E-fuels, as a good alternative to decarbonize vehicles
Germany is not on board without an exemption for e-fuel Volker Wissing, the minister of transportation for Germany, warned Berlin last week that he would not support the sales ban. He claimed that the European Commission still had not produced a companion draft law outlining how automobiles and vans using climate-neutral fuels may continue to be registered in the EU after 2035. German Chancellor Olaf Scholz stated following a cabinet meeting that the federal government anticipated the European Commission to submit a recommendation on how much e-fuels may be used after 2035.
From 2035, the restriction should not apply to newly registered combustion vehicles, according to German Finance Minister Christian Lindner. The choice about fleet limits and the potential for new registrations must be connected in a way that is both obvious and legally secure, according to Lindner. A car exporter like Germany should maintain the necessary competence in this field, he continued, as combustion engine technology will continue to be crucial around the world. He said that technology openness was a top objective for his party, the liberal FDP.
Poland and Italy support the blockade. Giorgia Meloni, the prime minister of Italy, lauded the EU's decision to postpone voting on a plan to ban the sale of carbon-emitting gasoline and diesel vehicles starting in 2035 as "an Italian achievement."
The Italian government, according to her, "is clear: a fair, sustainable transition must be planned and carried out with care to prevent negative consequences in terms of production and employment," she said.
Meloni went on to claim that "although it is appropriate to work toward a CO2 emissions-free future as soon as feasible, states must be free to choose the strategy that best suits their needs. That entails keeping the door open for other clean technologies to electric [vehicles]." Italy emphasized that "by setting an emissions reduction target of 100% by 2035 and providing no incentive for the use of renewable fuels, the regulation is not in line with the principle of technological neutrality" in a letter sent to the representatives of the 27 EU Member States regarding the ban.
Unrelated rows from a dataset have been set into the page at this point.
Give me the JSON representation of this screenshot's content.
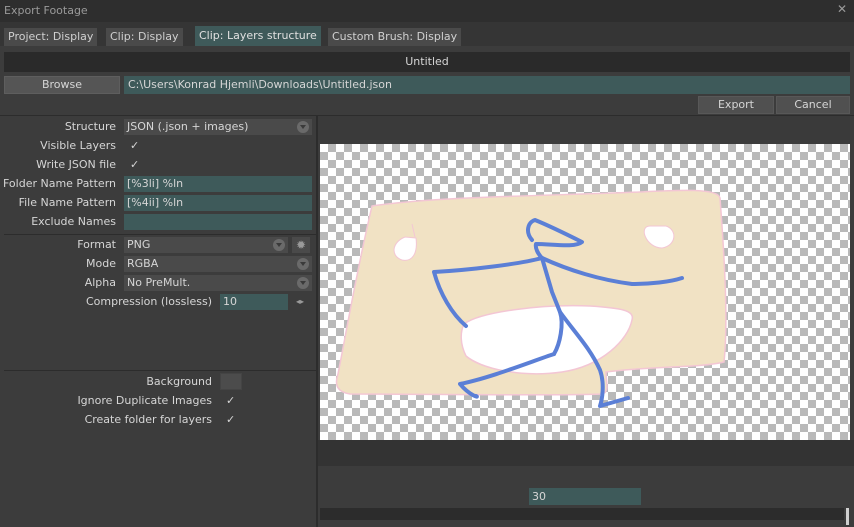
{
  "window": {
    "title": "Export Footage",
    "close_icon": "close-icon"
  },
  "tabs": [
    {
      "label": "Project: Display"
    },
    {
      "label": "Clip: Display"
    },
    {
      "label": "Clip: Layers structure"
    },
    {
      "label": "Custom Brush: Display"
    }
  ],
  "active_tab": "Clip: Layers structure",
  "filename": "Untitled",
  "browse_label": "Browse",
  "path_value": "C:\\Users\\Konrad Hjemli\\Downloads\\Untitled.json",
  "export_label": "Export",
  "cancel_label": "Cancel",
  "settings": {
    "structure_label": "Structure",
    "structure_value": "JSON (.json + images)",
    "visible_layers_label": "Visible Layers",
    "write_json_label": "Write JSON file",
    "folder_name_label": "Folder Name Pattern",
    "folder_name_value": "[%3li] %ln",
    "file_name_label": "File Name Pattern",
    "file_name_value": "[%4ii] %ln",
    "exclude_names_label": "Exclude Names",
    "exclude_names_value": "",
    "format_label": "Format",
    "format_value": "PNG",
    "mode_label": "Mode",
    "mode_value": "RGBA",
    "alpha_label": "Alpha",
    "alpha_value": "No PreMult.",
    "compression_label": "Compression (lossless)",
    "compression_value": "10",
    "background_label": "Background",
    "ignore_duplicates_label": "Ignore Duplicate Images",
    "create_folder_label": "Create folder for layers",
    "checkmark": "✓"
  },
  "preview": {
    "frame_value": "30"
  },
  "colors": {
    "accent_field": "#3e5a5a",
    "active_tab": "#3f5a5a",
    "sketch_fill": "#f1e2c4",
    "sketch_stroke": "#5b7fd6"
  }
}
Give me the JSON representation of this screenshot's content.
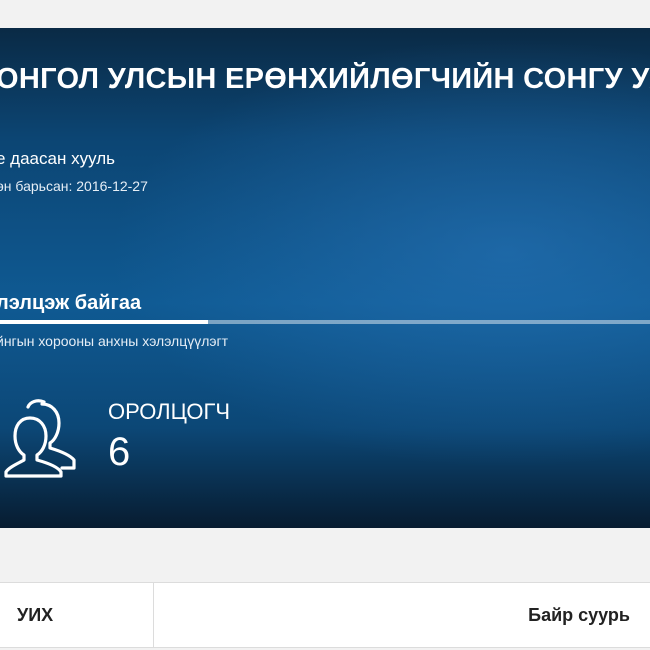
{
  "hero": {
    "title": "ОНГОЛ УЛСЫН ЕРӨНХИЙЛӨГЧИЙН СОНГУ УХАЙ",
    "law_type": "е даасан хууль",
    "submitted": "өн барьсан: 2016-12-27",
    "status": "лэлцэж байгаа",
    "progress_percent": 32,
    "stage": "йнгын хорооны анхны хэлэлцүүлэгт",
    "participants_label": "ОРОЛЦОГЧ",
    "participants_count": "6",
    "icon": "people-icon"
  },
  "table": {
    "left_label": "УИХ",
    "right_label": "Байр суурь"
  },
  "colors": {
    "hero_dark": "#0a2a45",
    "hero_mid": "#0f5a93",
    "page_bg": "#f2f2f2"
  }
}
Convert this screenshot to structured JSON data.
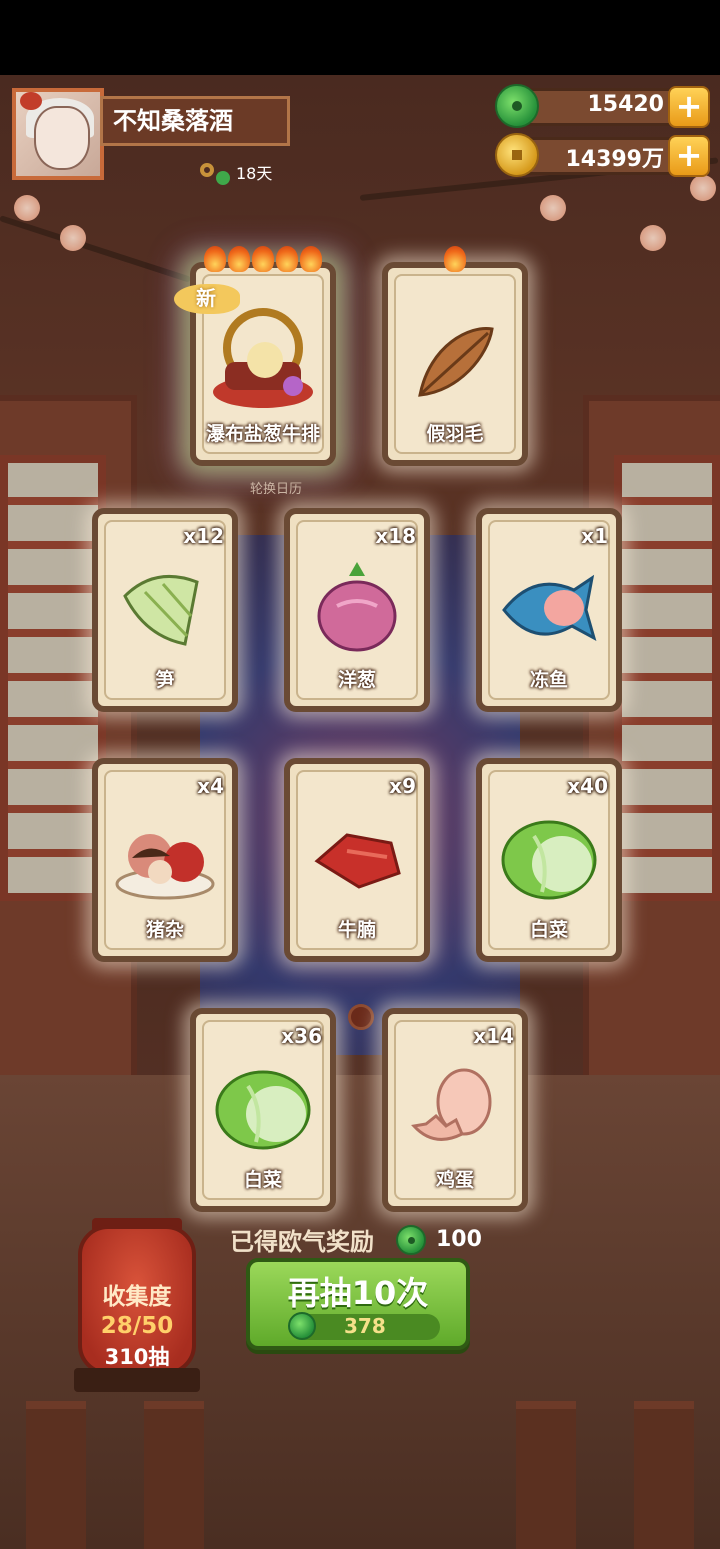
{
  "header": {
    "player_name": "不知桑落酒",
    "days": "18天",
    "currencies": [
      {
        "icon": "jade-icon",
        "value": "15420"
      },
      {
        "icon": "coin-icon",
        "value": "14399万"
      }
    ],
    "plus_label": "+"
  },
  "featured": [
    {
      "name": "瀑布盐葱牛排",
      "flames": 5,
      "is_new": true,
      "new_label": "新"
    },
    {
      "name": "假羽毛",
      "flames": 1,
      "is_new": false
    }
  ],
  "rotate_label": "轮换日历",
  "cards": [
    {
      "name": "笋",
      "qty": "x12",
      "icon": "bamboo-shoot-icon"
    },
    {
      "name": "洋葱",
      "qty": "x18",
      "icon": "onion-icon"
    },
    {
      "name": "冻鱼",
      "qty": "x1",
      "icon": "frozen-fish-icon"
    },
    {
      "name": "猪杂",
      "qty": "x4",
      "icon": "pork-offal-icon"
    },
    {
      "name": "牛腩",
      "qty": "x9",
      "icon": "beef-brisket-icon"
    },
    {
      "name": "白菜",
      "qty": "x40",
      "icon": "cabbage-icon"
    },
    {
      "name": "白菜",
      "qty": "x36",
      "icon": "cabbage-icon"
    },
    {
      "name": "鸡蛋",
      "qty": "x14",
      "icon": "egg-icon"
    }
  ],
  "reward": {
    "label": "已得欧气奖励",
    "amount": "100"
  },
  "collection": {
    "title": "收集度",
    "progress": "28/50",
    "draws": "310抽"
  },
  "draw_button": {
    "label": "再抽10次",
    "cost": "378"
  },
  "colors": {
    "jade": "#26913a",
    "gold": "#e99a18",
    "card": "#efe0c2",
    "button": "#5faa2a"
  }
}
In addition, the statement said "low-income people still possess combustion engine vehicles, which will be in use after 2035. The affordability of electric vehicles for these people will have a significant impact on their commercial success." Another Member State that has voiced opposition to the prohibition is Poland. During a seminar on photovoltaics in Brussels, the Polish Minister of Climate and Environment, Anna Moskwa, stated, "We have been from the beginning and we are invariably against the prohibition on the sale of combustion automobiles beyond 2035." (PAP).
"In the debates taking place behind closed doors, there are more and more doubtful voices. States realize that 2035 is not so far away when they awaken. Particularly those smaller nations, who will undoubtedly be inundated with foreign innovations. Their cultures are starting to grasp this truth and its implications for them", Moskwa said in a discussion with journalists, according to PAP.
Lastly, Germany and Italy want the EU to submit a proposal enabling the sale of combustion engines powered by e-fuels after the 2035 as deadline. They propose to retain the option of such a solution open because there are numerous ways to decarbonize passenger cars.